By Jordan Novet
SUNNYVALE, California — Chinese tech company Baidu has yet to make its popular search engine and other web services available in English. But consider yourself warned: Baidu could someday wind up becoming a favorite among consumers.
The strength of Baidu lies not in youth-friendly marketing or an enterprise-focused sales team. It lives instead in Baidu’s data centers, where servers run complex algorithms on huge volumes of data and gradually make its applications smarter, including not just Web search but also Baidu’s tools for music, news, pictures, video, and speech recognition.

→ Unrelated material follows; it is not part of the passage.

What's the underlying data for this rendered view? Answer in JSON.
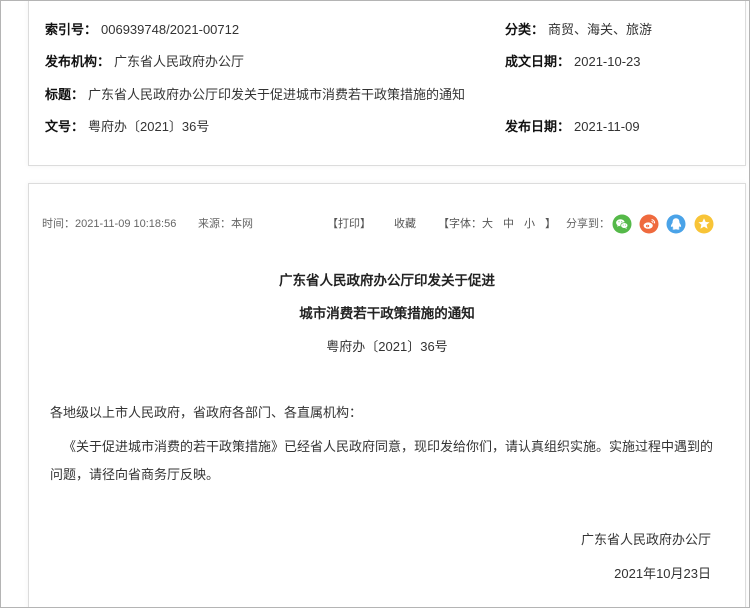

Despite lacking the visibility (in the U.S., at least) of Google and Microsoft, in recent years Baidu has done a lot of work on deep learning, one of the most promising areas of artificial intelligence (AI) research in recent years. This work involves training systems called artificial neural networks on lots of information derived from audio, images, and other inputs, and then presenting the systems with new information and receiving inferences about it in response.
Two months ago, Baidu hired Andrew Ng away from Google, where he started and led the so-called Google Brain project. Ng, whose move to Baidu follows Hugo Barra’s jump from Google to Chinese company Xiaomi last year, is one of the world’s handful of deep-learning rock stars.
Ng has taught classes on machine learning, robotics, and other topics at Stanford University. He also co-founded massively open online course startup Coursera.